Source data
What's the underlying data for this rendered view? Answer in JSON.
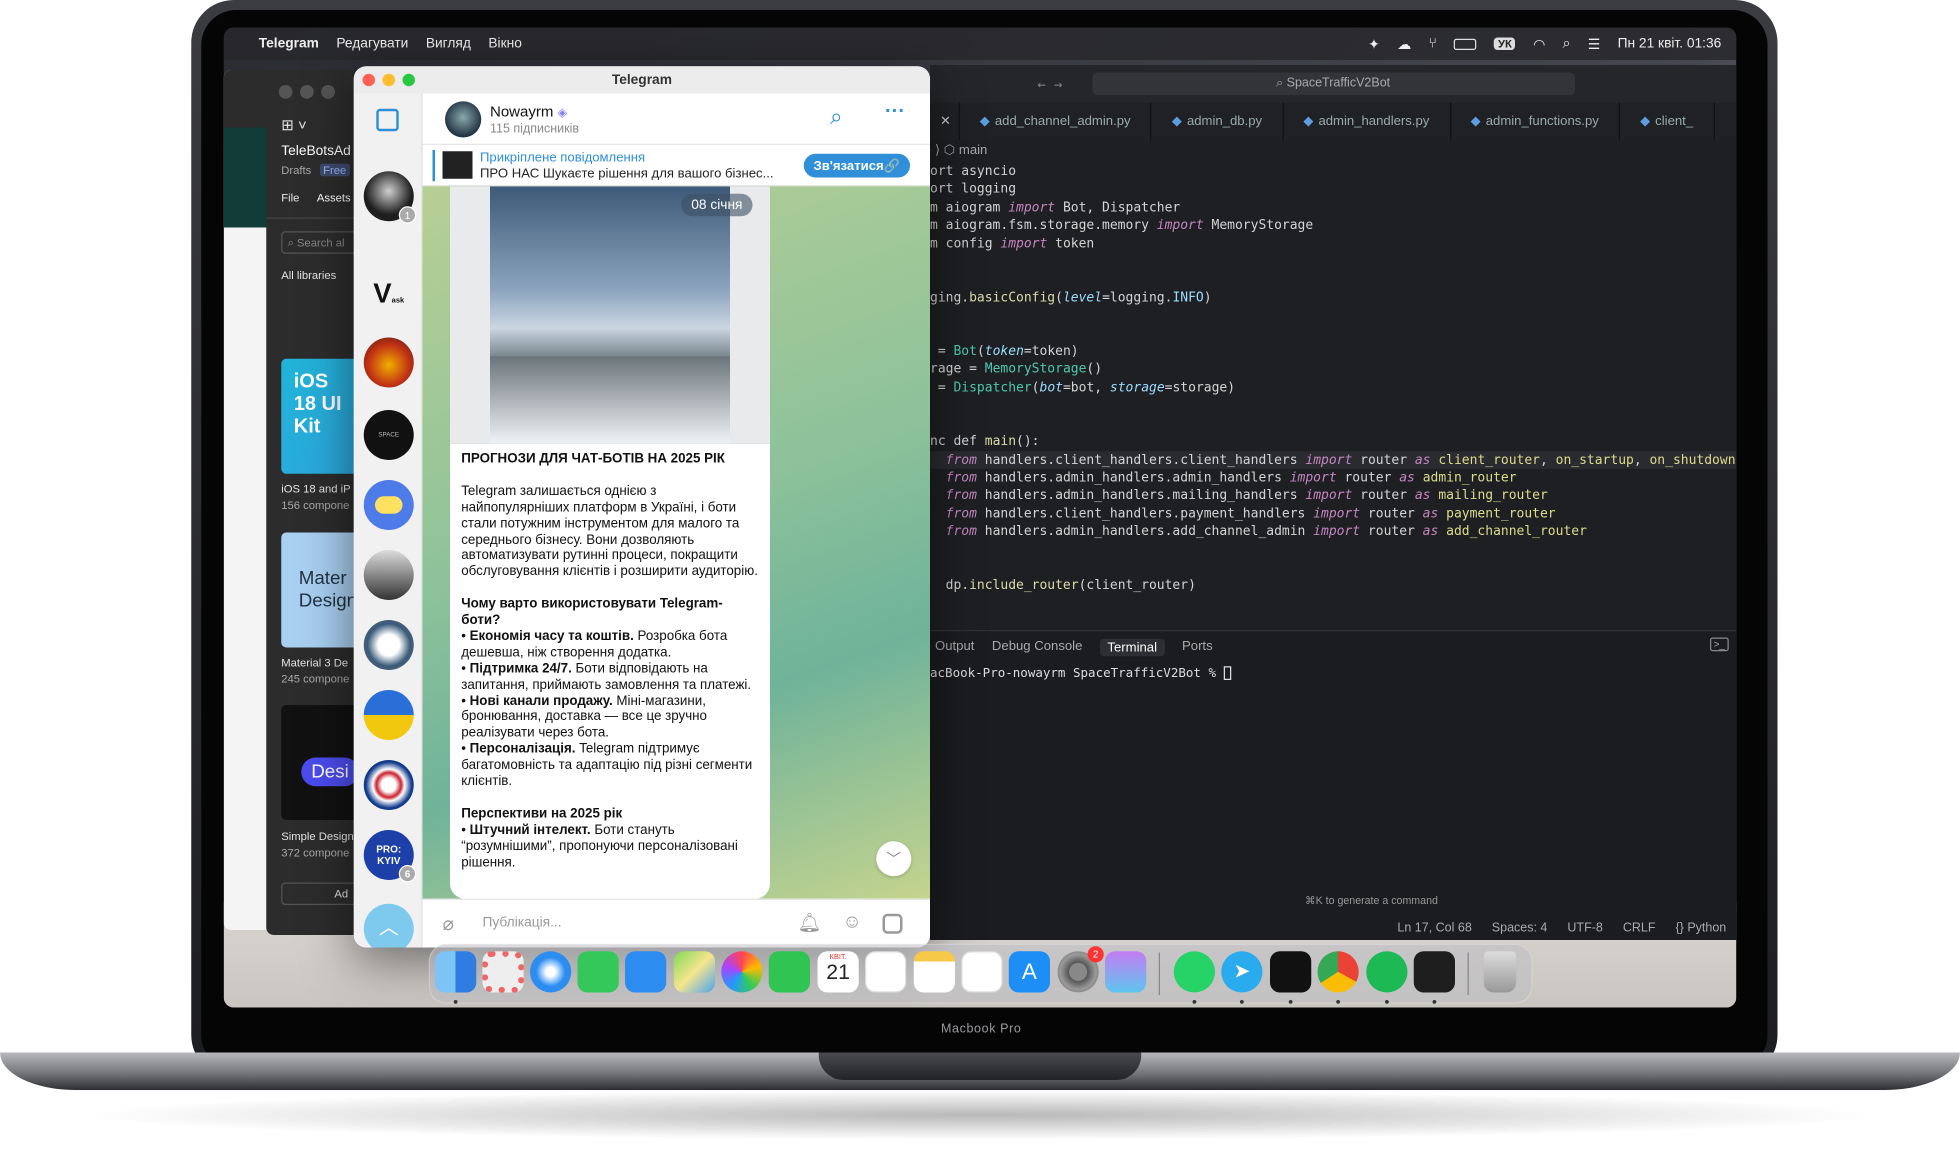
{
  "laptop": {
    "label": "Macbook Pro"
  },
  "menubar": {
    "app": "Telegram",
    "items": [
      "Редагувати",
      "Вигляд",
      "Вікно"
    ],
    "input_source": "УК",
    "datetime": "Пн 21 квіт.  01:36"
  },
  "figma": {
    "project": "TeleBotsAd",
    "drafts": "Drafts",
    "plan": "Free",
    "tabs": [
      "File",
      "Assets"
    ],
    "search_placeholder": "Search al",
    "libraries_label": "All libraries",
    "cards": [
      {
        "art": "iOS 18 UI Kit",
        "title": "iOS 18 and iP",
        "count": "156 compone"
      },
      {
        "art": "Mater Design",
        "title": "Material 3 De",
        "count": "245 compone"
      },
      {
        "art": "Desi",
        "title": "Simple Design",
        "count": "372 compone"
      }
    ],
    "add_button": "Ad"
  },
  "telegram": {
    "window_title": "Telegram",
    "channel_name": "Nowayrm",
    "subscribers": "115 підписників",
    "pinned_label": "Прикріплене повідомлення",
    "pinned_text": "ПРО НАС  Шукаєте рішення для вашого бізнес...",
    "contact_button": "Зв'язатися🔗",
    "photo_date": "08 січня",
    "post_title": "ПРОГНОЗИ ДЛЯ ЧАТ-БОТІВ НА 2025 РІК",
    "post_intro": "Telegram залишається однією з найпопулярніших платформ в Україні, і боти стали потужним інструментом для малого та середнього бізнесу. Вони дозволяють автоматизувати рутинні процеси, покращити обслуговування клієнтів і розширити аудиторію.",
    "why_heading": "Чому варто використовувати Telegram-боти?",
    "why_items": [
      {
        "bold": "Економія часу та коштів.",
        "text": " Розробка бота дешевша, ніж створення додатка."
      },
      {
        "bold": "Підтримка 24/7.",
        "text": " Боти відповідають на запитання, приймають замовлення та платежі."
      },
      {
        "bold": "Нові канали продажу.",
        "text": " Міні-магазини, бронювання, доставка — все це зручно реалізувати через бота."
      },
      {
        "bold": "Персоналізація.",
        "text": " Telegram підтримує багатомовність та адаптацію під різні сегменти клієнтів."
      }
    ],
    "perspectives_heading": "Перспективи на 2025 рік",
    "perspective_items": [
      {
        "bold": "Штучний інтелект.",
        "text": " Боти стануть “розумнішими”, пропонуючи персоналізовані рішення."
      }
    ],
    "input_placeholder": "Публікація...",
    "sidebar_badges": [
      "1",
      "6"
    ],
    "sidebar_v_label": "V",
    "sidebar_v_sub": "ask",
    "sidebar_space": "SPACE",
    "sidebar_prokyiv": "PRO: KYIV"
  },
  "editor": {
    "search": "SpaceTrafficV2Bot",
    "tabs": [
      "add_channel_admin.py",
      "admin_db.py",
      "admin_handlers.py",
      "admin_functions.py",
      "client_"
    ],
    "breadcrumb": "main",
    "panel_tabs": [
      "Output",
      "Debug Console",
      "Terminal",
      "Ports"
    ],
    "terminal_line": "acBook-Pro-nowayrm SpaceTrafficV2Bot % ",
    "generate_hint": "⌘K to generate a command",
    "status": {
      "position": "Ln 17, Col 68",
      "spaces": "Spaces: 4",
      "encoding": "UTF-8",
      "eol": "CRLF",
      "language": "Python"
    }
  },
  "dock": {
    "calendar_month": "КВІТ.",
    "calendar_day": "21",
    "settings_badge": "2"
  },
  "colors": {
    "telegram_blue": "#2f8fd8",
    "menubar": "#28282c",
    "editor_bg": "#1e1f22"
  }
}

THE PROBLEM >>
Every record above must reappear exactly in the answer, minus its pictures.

ANSWER FOR THE TASK >>
What's the underlying data for this rendered view? Answer in JSON.
{
  "laptop": {
    "label": "Macbook Pro"
  },
  "menubar": {
    "app": "Telegram",
    "items": [
      "Редагувати",
      "Вигляд",
      "Вікно"
    ],
    "input_source": "УК",
    "datetime": "Пн 21 квіт.  01:36"
  },
  "figma": {
    "project": "TeleBotsAd",
    "drafts": "Drafts",
    "plan": "Free",
    "tabs": [
      "File",
      "Assets"
    ],
    "search_placeholder": "Search al",
    "libraries_label": "All libraries",
    "cards": [
      {
        "art": "iOS 18 UI Kit",
        "title": "iOS 18 and iP",
        "count": "156 compone"
      },
      {
        "art": "Mater Design",
        "title": "Material 3 De",
        "count": "245 compone"
      },
      {
        "art": "Desi",
        "title": "Simple Design",
        "count": "372 compone"
      }
    ],
    "add_button": "Ad"
  },
  "telegram": {
    "window_title": "Telegram",
    "channel_name": "Nowayrm",
    "subscribers": "115 підписників",
    "pinned_label": "Прикріплене повідомлення",
    "pinned_text": "ПРО НАС  Шукаєте рішення для вашого бізнес...",
    "contact_button": "Зв'язатися🔗",
    "photo_date": "08 січня",
    "post_title": "ПРОГНОЗИ ДЛЯ ЧАТ-БОТІВ НА 2025 РІК",
    "post_intro": "Telegram залишається однією з найпопулярніших платформ в Україні, і боти стали потужним інструментом для малого та середнього бізнесу. Вони дозволяють автоматизувати рутинні процеси, покращити обслуговування клієнтів і розширити аудиторію.",
    "why_heading": "Чому варто використовувати Telegram-боти?",
    "why_items": [
      {
        "bold": "Економія часу та коштів.",
        "text": " Розробка бота дешевша, ніж створення додатка."
      },
      {
        "bold": "Підтримка 24/7.",
        "text": " Боти відповідають на запитання, приймають замовлення та платежі."
      },
      {
        "bold": "Нові канали продажу.",
        "text": " Міні-магазини, бронювання, доставка — все це зручно реалізувати через бота."
      },
      {
        "bold": "Персоналізація.",
        "text": " Telegram підтримує багатомовність та адаптацію під різні сегменти клієнтів."
      }
    ],
    "perspectives_heading": "Перспективи на 2025 рік",
    "perspective_items": [
      {
        "bold": "Штучний інтелект.",
        "text": " Боти стануть “розумнішими”, пропонуючи персоналізовані рішення."
      }
    ],
    "input_placeholder": "Публікація...",
    "sidebar_badges": [
      "1",
      "6"
    ],
    "sidebar_v_label": "V",
    "sidebar_v_sub": "ask",
    "sidebar_space": "SPACE",
    "sidebar_prokyiv": "PRO: KYIV"
  },
  "editor": {
    "search": "SpaceTrafficV2Bot",
    "tabs": [
      "add_channel_admin.py",
      "admin_db.py",
      "admin_handlers.py",
      "admin_functions.py",
      "client_"
    ],
    "breadcrumb": "main",
    "panel_tabs": [
      "Output",
      "Debug Console",
      "Terminal",
      "Ports"
    ],
    "terminal_line": "acBook-Pro-nowayrm SpaceTrafficV2Bot % ",
    "generate_hint": "⌘K to generate a command",
    "status": {
      "position": "Ln 17, Col 68",
      "spaces": "Spaces: 4",
      "encoding": "UTF-8",
      "eol": "CRLF",
      "language": "Python"
    }
  },
  "dock": {
    "calendar_month": "КВІТ.",
    "calendar_day": "21",
    "settings_badge": "2"
  },
  "colors": {
    "telegram_blue": "#2f8fd8",
    "menubar": "#28282c",
    "editor_bg": "#1e1f22"
  }
}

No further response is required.